Tuesday, July 3, 2012

The Key to Life



"To everything there is a season, and a time to every purpose under the heaven:

A time to be born, and a time to die;
a time to plant, and a time to uproot the planted;

A time to kill, and a time to heal;
a time to break down, and a time to build up;

A time to weep, and a time to laugh;
a time to mourn, and a time to dance;

A time to scatter stones, and a time to gather stones;
a time to embrace, and a time to refrain from embracing;

A time to seek, and a time to lose;
a time to keep, and a time to cast away;

A time to rend, and a time to mend;
a time to be silent, and a time to speak;

A time to love, and a time to hate;
a time for war, and a time for peace." - (Ecclesiastes 3:1-8)

This passage is one of the most famous and poetic in all of Tanach. Yet, there is an obvious inference that needs to be more closely followed: don't take anything to an extreme; there is a place for different types of behavior depending upon the circumstances. If we were meant to engage only in certain character traits all of the time, this passage wouldn't have been written. Hence, it's letting us know that there needs to be a balance. Given the appropriate time and place, even dreaded aspects of life such as hatred and war can be necessary.

It shouldn't come as a surprise that the key to life is moderation. In all sorts of areas, striving for the middle road is usually the way to go. From health to politics to character, staying away from extremes can help improve not only an individual's life but also civilization as a whole. Despite the fact that most people acknowledge the indispensability of moderation, few people seem to focus on actually achieving it. Instead, there is a tendency for people to simply label those with whom they disagree as "extremist," even when the person making the charge is guilty of having taken some action too far.

The Rambam teaches that we should strive for shvil hazahav, a golden mean. He states, "The right way is the mean in every one of a person's character traits" (Mishneh Torah, Laws of Character Development 1:4). However, there is one exception: correcting a bad trait. In such an instance, a person should temporarily go to the opposite extreme. For example, if someone gossips habitually, they should not say a bad word about anyone for a sustained period of time. By engaging in this process, they should be able to make their way back to the mean. The logic of the Rambam's approach has been explained by commentators with an analogy: if a bamboo cane is bent in one direction and needs to be straightened, simply holding the cane straight will not help; it must be bent in the opposite direction until it bounces back to the middle.
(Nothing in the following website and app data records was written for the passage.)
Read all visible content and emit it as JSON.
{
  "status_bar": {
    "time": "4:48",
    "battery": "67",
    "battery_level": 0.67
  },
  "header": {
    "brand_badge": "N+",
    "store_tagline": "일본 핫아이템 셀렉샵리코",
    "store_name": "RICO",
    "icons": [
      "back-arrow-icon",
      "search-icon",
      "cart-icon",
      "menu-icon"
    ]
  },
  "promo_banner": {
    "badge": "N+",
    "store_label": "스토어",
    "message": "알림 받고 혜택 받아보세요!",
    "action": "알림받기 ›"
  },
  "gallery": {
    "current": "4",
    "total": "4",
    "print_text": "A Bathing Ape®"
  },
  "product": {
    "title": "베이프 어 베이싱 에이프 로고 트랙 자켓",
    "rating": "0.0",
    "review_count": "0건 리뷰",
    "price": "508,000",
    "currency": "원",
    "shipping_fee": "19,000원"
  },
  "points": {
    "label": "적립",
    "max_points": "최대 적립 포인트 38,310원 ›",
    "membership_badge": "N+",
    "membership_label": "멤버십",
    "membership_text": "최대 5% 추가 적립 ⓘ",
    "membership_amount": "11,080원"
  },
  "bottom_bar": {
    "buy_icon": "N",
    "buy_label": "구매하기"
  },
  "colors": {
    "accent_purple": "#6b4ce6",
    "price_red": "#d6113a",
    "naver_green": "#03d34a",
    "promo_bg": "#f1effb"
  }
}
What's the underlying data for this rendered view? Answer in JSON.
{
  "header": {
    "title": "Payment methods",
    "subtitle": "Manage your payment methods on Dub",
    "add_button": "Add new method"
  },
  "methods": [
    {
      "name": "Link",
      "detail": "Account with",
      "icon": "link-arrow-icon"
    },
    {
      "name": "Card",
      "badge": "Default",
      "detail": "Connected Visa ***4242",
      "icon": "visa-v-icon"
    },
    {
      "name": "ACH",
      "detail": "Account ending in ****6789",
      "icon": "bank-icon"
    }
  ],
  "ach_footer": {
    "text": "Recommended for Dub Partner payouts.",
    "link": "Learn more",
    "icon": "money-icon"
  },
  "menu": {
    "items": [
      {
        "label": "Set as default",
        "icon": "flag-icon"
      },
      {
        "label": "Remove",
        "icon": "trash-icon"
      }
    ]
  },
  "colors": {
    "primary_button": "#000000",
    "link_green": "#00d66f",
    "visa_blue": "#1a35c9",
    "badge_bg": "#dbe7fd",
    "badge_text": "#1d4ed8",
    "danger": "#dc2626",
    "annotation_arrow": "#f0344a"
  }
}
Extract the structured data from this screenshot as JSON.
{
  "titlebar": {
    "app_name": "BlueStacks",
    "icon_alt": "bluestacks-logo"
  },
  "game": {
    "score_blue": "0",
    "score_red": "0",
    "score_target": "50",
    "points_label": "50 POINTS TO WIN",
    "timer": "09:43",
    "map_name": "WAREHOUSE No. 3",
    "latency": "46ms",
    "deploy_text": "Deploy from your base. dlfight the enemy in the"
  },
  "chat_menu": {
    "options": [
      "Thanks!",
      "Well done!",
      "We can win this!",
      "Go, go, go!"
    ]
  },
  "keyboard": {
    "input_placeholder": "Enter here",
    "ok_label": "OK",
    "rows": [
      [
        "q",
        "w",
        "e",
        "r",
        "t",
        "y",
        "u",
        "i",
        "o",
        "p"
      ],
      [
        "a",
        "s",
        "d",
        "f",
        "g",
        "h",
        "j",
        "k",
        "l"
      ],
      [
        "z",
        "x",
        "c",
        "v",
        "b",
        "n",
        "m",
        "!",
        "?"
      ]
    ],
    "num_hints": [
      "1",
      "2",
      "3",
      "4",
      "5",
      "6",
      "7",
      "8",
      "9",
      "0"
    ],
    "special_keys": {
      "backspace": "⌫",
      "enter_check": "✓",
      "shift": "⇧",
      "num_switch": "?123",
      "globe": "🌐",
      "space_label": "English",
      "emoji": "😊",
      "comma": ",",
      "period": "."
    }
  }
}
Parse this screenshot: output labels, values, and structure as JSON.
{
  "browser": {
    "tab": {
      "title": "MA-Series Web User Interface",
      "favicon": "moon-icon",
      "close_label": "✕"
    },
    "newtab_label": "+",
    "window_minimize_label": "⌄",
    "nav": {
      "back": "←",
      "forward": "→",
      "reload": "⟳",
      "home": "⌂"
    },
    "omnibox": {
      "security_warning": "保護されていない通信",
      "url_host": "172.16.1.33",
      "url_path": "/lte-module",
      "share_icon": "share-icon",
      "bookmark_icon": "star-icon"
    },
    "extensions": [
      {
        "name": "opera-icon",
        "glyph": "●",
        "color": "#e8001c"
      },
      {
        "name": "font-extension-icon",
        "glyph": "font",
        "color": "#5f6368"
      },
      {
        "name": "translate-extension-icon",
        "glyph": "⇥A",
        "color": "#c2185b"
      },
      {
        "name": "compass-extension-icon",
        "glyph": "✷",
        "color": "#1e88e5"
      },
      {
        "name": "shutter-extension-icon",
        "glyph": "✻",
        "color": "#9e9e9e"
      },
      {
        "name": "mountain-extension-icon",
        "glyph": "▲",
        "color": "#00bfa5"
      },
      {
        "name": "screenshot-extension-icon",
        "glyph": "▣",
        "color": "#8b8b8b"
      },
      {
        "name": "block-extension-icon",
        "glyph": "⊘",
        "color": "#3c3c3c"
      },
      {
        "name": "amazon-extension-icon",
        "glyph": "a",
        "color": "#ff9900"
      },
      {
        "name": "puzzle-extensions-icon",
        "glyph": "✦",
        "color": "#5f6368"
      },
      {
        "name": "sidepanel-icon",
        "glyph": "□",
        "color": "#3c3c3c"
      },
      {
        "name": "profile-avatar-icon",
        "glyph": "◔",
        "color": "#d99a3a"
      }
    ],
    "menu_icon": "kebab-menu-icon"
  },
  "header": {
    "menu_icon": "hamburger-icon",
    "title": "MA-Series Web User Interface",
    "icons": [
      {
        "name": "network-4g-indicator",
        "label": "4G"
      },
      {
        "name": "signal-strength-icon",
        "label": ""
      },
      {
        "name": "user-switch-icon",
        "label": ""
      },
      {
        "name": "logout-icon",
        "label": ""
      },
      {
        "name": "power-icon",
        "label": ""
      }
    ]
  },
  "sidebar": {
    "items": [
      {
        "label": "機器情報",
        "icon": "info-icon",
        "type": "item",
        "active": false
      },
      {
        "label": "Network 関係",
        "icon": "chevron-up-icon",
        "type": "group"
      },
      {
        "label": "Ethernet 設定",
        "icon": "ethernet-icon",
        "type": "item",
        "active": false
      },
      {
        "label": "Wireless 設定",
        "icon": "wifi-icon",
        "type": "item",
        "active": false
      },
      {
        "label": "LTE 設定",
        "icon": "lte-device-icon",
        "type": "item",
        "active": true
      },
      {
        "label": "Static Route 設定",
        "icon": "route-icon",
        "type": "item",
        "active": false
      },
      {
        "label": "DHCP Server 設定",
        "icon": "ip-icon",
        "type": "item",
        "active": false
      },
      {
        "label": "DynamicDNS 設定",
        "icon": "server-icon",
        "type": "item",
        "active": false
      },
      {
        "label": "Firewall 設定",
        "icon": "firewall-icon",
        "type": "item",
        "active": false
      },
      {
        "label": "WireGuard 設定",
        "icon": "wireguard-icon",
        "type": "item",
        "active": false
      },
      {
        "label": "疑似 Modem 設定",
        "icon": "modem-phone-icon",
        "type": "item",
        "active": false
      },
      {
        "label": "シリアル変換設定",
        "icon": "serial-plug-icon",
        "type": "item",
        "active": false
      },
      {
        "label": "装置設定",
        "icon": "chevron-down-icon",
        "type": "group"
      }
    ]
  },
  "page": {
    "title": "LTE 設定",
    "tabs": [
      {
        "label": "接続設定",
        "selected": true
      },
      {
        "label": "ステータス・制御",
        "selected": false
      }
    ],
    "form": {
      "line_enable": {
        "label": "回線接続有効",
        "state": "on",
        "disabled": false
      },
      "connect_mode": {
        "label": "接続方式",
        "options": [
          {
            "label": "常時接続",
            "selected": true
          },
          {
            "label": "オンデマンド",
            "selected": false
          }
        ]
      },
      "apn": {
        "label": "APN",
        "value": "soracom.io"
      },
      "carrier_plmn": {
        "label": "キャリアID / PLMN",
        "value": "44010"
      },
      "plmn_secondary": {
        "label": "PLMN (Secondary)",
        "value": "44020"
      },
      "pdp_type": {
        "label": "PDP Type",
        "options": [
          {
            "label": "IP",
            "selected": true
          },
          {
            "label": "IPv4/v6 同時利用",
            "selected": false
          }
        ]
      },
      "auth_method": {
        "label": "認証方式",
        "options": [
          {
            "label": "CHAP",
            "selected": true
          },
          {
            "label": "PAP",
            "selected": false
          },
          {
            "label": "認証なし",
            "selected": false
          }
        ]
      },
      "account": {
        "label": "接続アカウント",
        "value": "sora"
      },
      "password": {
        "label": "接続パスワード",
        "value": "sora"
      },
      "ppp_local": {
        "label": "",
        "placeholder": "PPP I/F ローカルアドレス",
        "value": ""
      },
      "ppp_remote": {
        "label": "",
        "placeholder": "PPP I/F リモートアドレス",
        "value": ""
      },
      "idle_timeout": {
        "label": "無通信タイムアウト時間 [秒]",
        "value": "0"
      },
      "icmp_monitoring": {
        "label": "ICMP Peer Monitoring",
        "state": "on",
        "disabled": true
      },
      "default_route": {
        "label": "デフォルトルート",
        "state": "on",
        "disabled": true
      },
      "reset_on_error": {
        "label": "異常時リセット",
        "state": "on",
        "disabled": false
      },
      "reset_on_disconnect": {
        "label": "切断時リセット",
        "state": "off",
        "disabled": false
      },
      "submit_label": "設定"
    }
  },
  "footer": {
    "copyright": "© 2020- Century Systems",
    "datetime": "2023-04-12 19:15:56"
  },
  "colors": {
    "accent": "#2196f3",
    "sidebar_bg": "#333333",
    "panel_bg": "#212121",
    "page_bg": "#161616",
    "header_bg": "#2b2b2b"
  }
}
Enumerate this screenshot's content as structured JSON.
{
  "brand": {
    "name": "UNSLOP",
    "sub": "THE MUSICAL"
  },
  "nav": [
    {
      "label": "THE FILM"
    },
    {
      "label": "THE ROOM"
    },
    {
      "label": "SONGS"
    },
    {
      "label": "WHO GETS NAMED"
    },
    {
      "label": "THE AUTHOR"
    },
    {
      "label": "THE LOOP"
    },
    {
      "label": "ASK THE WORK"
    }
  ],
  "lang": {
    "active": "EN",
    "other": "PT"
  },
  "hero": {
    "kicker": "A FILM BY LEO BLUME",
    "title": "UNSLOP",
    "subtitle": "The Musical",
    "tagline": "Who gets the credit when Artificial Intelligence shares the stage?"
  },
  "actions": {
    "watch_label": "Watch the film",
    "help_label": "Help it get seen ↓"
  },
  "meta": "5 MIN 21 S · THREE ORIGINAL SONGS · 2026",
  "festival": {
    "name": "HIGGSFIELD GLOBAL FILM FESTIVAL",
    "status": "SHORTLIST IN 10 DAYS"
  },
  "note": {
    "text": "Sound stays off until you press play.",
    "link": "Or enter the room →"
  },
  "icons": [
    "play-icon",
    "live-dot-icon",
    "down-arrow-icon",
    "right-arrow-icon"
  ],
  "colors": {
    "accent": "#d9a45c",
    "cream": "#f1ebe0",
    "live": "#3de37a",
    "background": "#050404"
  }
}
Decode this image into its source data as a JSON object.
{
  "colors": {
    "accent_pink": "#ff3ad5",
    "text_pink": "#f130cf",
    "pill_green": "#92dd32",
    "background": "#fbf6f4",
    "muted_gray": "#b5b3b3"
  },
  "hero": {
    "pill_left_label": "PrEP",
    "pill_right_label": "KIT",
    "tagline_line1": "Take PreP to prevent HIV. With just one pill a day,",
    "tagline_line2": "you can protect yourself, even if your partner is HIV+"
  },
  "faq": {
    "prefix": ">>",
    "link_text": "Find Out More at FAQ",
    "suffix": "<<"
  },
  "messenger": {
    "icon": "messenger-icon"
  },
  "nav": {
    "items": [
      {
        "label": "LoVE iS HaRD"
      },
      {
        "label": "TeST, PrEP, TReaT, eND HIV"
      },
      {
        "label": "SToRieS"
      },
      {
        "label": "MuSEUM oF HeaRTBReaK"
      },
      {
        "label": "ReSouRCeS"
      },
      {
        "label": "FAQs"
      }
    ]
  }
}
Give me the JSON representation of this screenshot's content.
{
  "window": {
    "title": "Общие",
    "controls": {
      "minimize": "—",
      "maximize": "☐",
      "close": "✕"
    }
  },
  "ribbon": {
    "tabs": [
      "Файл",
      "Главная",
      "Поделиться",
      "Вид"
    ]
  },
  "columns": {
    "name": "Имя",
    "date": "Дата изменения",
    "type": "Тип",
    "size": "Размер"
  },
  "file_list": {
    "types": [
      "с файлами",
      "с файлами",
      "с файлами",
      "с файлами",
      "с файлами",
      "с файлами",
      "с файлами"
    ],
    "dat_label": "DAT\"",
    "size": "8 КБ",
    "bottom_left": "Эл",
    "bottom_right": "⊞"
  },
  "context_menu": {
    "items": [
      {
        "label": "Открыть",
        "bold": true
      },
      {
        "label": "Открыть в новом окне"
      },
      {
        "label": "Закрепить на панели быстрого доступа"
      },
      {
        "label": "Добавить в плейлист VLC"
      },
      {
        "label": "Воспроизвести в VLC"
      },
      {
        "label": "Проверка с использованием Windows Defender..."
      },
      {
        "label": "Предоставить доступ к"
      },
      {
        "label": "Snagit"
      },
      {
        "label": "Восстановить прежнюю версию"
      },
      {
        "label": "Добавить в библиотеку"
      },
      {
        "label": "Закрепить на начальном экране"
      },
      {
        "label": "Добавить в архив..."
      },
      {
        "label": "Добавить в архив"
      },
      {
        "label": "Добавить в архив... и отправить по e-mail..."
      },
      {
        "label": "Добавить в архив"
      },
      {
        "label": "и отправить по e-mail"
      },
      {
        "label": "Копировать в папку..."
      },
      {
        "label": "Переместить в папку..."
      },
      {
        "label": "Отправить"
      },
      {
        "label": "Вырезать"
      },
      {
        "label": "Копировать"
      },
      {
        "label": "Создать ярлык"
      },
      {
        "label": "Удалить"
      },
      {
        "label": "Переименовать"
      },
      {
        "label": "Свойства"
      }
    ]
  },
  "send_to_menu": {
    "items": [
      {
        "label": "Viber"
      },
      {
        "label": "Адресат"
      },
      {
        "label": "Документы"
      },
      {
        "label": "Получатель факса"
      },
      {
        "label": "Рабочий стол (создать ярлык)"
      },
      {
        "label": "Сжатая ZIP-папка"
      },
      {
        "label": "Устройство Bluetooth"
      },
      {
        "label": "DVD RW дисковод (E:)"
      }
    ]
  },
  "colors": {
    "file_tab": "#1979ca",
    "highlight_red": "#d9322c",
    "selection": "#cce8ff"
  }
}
Take any concept - even something generally regarded as good - to an unthinkable extreme and the result can be quite problematic. Giving too much of one's income to charity is as unreasonable as giving too little of it to charity; refusing to engage in necessary war is as irresponsible as seeking out unnecessary war; loving everyone (including evil people) all of the time is as absurd as never loving anyone any of the time; the list goes on and on. This conclusion can be drawn by simply using logic and common sense. Yet, there's a reason why people tend to drift to one extreme or another: it's easier than having to think through issues and act accordingly.

Whether religious or secular, liberal or conservative, man or woman, people have a tendency to feel a sense of purity above others by drifting to an extreme. However, this will neither lead to more interpersonal decency nor a better world. Ironically, the way to combat extremes isn't by maintaining the opposite extreme, but by striving for moderation. Even the Rambam's advice for correcting a bad trait is only meant to be done temporarily. Just as people seek to alleviate themselves from excessive temperatures, we should seek to alleviate ourselves from behavioral excesses. Unless there are extenuating circumstances, there is no substitute for moderation.